When you’re chronically ill, you might look forward to the holiday season, but also experience feelings of apprehension, anxiety or grief. You aren’t alone. One of the best things you can do now is to prepare for any challenges you might face.

Try the following eight strategies to navigate certain problems related to chronic illness around the holidays more smoothly—hopefully leaving you the joyful times to remember most.

Think back, plan ahead

One burden the holidays can bring is extra stress that comes from responsibilities such as cooking, gifts, events and travel. Planning can help. In fact, planning is the most effective stress management technique according to a survey of 3,000 people conducted by psychologist Robert Epstein.

A helpful way to plan ahead is to consider years past and what went right or wrong. For elements of the holidays that were hard or exhausting, think about what avoidable actions or decisions contributed. Then make a plan to lessen or eliminate them. Maybe you had a bad reaction to foods you ate at a get-together. This year, bring your own food or talk to the host in advance.

If some things went really well, try to replicate the actions you took to make sure that remains the same. If things are changing this year, or you’ll do some things for the first time, make a plan for those too. Consider how to counteract any negative impact as well as possible.

To help, here’s a checklist for de-stressing the holidays.

Give back

The winter holidays are meant to be about gratitude and giving—so get in the spirit and find somewhere to help out. While you help others, you’ll aslo be helping yourself as serving, charity, giving—these are well-proven sources of joy and healing and can give you a sense of purpose.

If holidays are a lonely time, volunteering can be a great way to be around caring, thoughtful people. The holidays are a season where opportunities to contribute abound. Throw some change in the red bell bucket, buy some toys for a toy drive, donate food to the food bank or volunteer to serve food at a soup kitchen.

You can search for volunteer opportunities by location at VolunteerMatch.com.

Start new traditions, or alter old ones

Certain traditions may be difficult now, but hard to let go of. Maybe they are no longer possible or no longer make you happy. Make some new ones. (Here are 50 ideas.)

Or, you can find a way to change traditions a little bit so they work better for you. If your family visits a light display each year, but you’ve been finding the walk too tiring, you could stay home or ride along but stay in the car, and someone could phone or video you in, so you can still take part without spending as much energy.

If you are worried about interfering with how your loved ones experience certain traditions, communicate with them. Everyone is more likely to feel good about any changes or new ideas if they are part of the conversation.

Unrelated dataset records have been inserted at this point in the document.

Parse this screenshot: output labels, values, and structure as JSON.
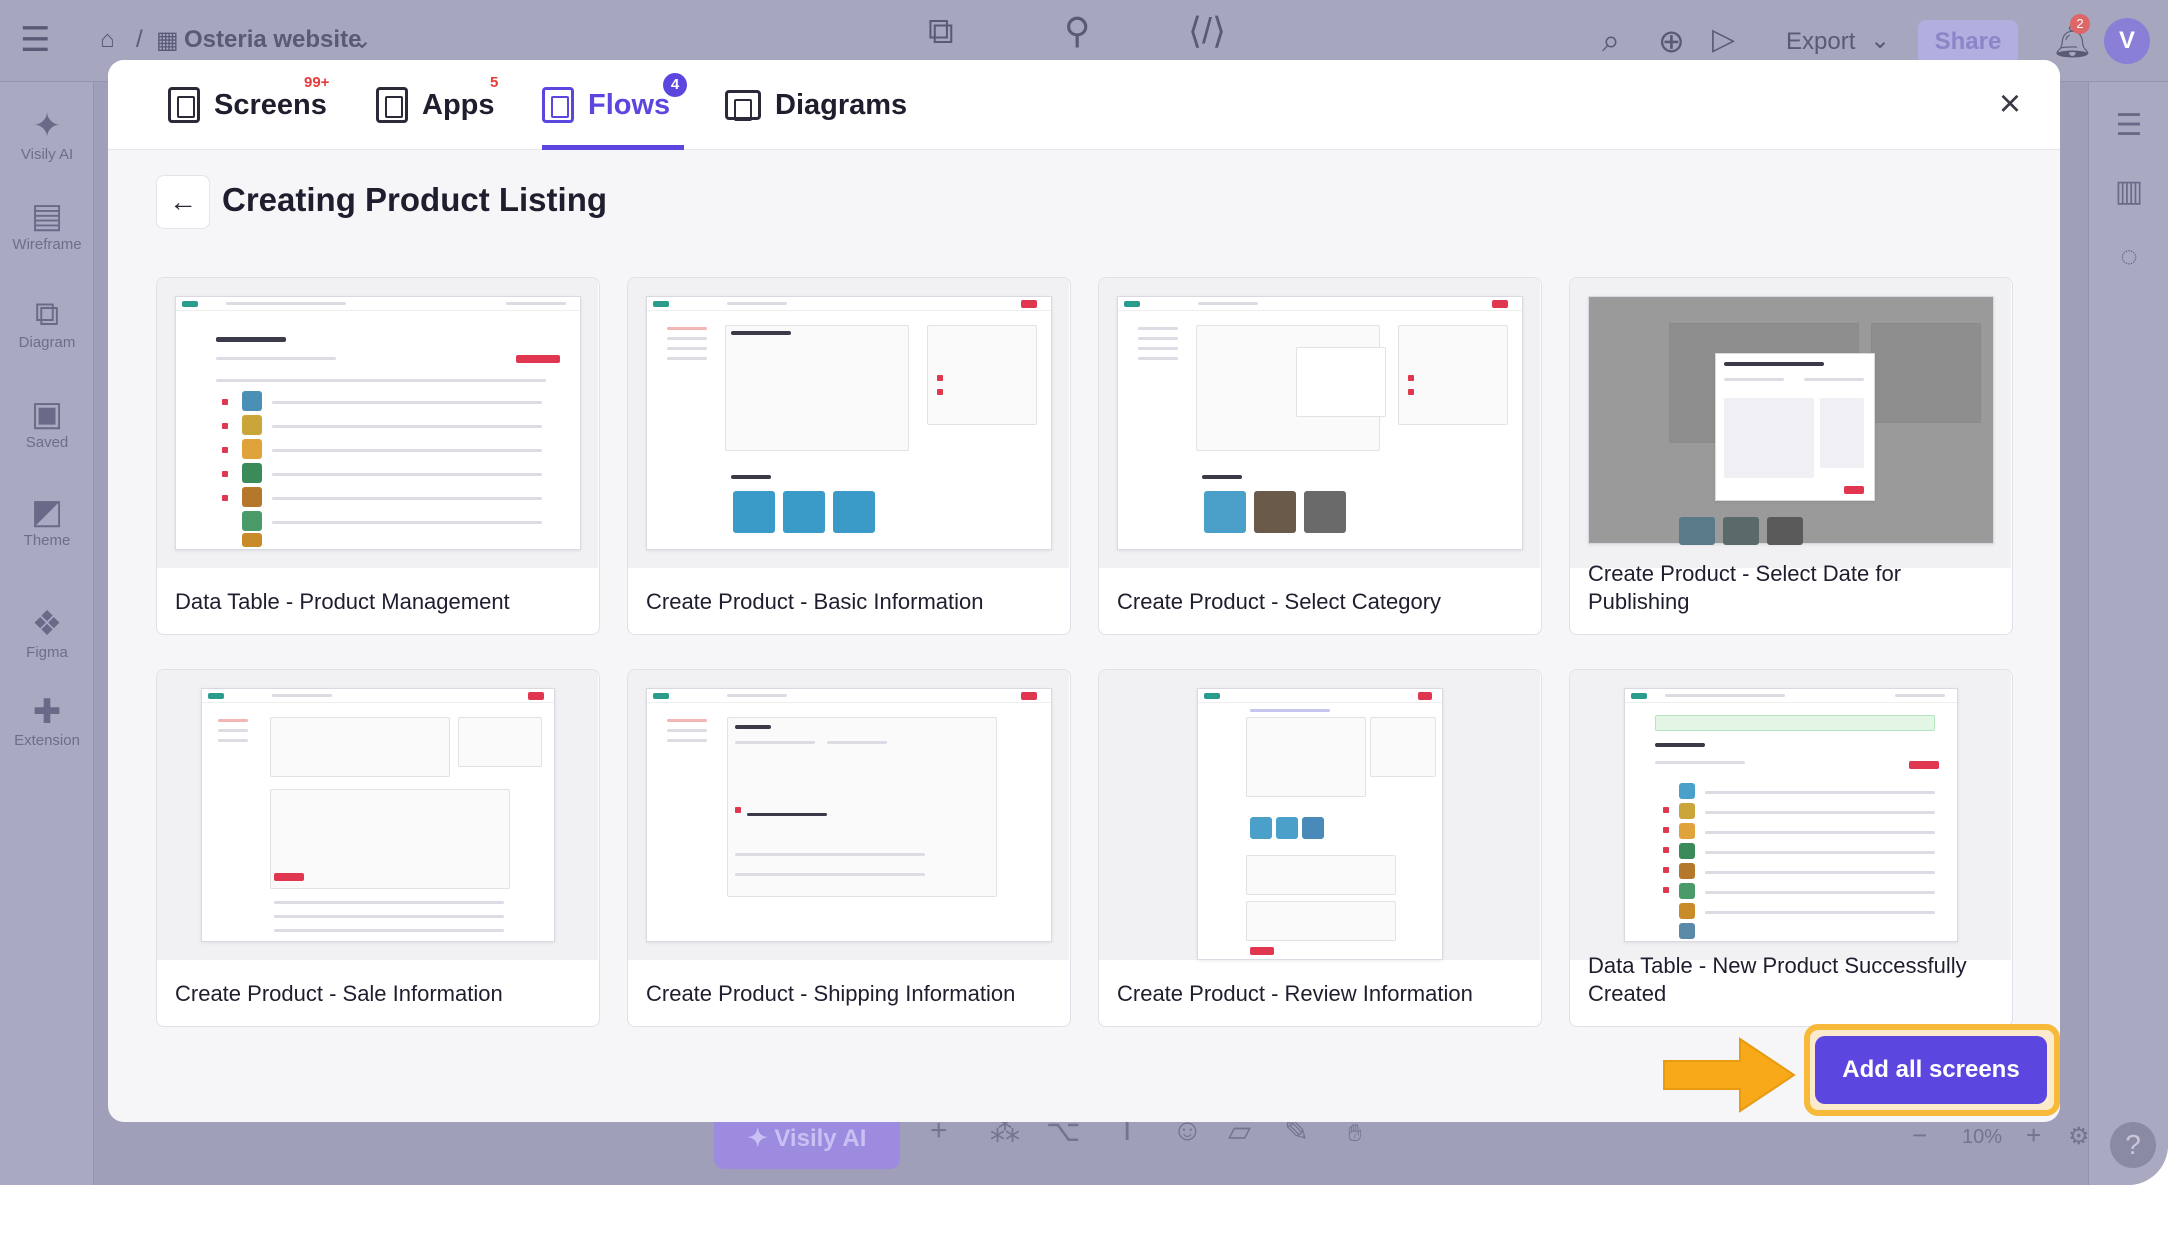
{
  "app": {
    "breadcrumb_project": "Osteria website",
    "export_label": "Export",
    "share_label": "Share",
    "notification_count": "2",
    "avatar_letter": "V",
    "sidebar": [
      "Visily AI",
      "Wireframe",
      "Diagram",
      "Saved",
      "Theme",
      "Figma",
      "Extension"
    ],
    "bottom": {
      "visily_ai": "Visily AI",
      "zoom": "10%"
    }
  },
  "modal": {
    "tabs": [
      {
        "label": "Screens",
        "badge": "99+"
      },
      {
        "label": "Apps",
        "badge": "5"
      },
      {
        "label": "Flows",
        "badge": "4"
      },
      {
        "label": "Diagrams",
        "badge": ""
      }
    ],
    "active_tab": "Flows",
    "title": "Creating Product Listing",
    "screens": [
      {
        "label": "Data Table - Product Management"
      },
      {
        "label": "Create Product - Basic Information"
      },
      {
        "label": "Create Product - Select Category"
      },
      {
        "label": "Create Product - Select Date for Publishing"
      },
      {
        "label": "Create Product - Sale Information"
      },
      {
        "label": "Create Product - Shipping Information"
      },
      {
        "label": "Create Product - Review Information"
      },
      {
        "label": "Data Table - New Product Successfully Created"
      }
    ],
    "add_all_label": "Add all screens"
  },
  "colors": {
    "accent": "#5b46e0",
    "highlight": "#f7b93a",
    "danger": "#e0364f"
  }
}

Look for and take opportunities to rest and relax whenever you can. You’ll be a better version of yourself the better you take care of yourself. This means sticking to your normal daily routine as much as possible.

The holidays may mean you have to give up your normal routine to go to a special event or visit with friends—so it’s important to make sure you’re still resting enough. You’ll have to make those choices for yourself, but stay in tune with your body’s ability to cope with extra fatigue.


Fit in some exercise here and there. It gives you more energy. It helps you sleep more soundly. It triggers endorphins. If you already have an exercise schedule, try your best to stick to it. If not, gentle yoga first thing in the morning or seated exercises are a good place to start.

Eat right

Tip #1: Don’t Skip Meals

Saving your appetite for a big holiday party or feast? Don’t. Skipping meals during the day may result in overeating. It is especially important to have breakfast, as research shows that those who eat this important morning meal tend to consume fewer calories throughout the day. Include lots of fiber by eating fruits, vegetables and whole grains. Fiber-rich foods are high in volume and will satisfy hunger, but are lower in calories.

Tip #2: Eat Small Portions

Holiday meals tend to be large, buffet-style and include second and third helpings. While one might not eat an entire cake, a common mistake is eating large portions of foods that are perceived as healthy. It’s important to include nutrient-rich foods in your diet, but also remember that these foods have calories as well and should be eaten in moderation. Using this approach at the holiday dinner table will allow you to maintain a healthful eating plan — one that can also include dessert.

Tip #3: Pick a Strategy to Avoid Overeating — and Use It!

There are many strategies to help you avoid overeating. Using a smaller plate, for instance, allows you to put less food on your plate and encourages proper portion sizes. Also, start by filling your plate with vegetables and salad before going to the entrees and desserts. Eating a salad before your meal can help you eat fewer calories overall. Eat slowly and savor every bite, and before you go back for seconds wait 10 minutes to see if you really still are hungry.

Ask for help

None of us can do everything on our own. For many, the holidays mean there are more people around to help out. Take advantage. And there are always resources online for help (see below). If you struggle, reach out.

Originally posted on Caringvoice.com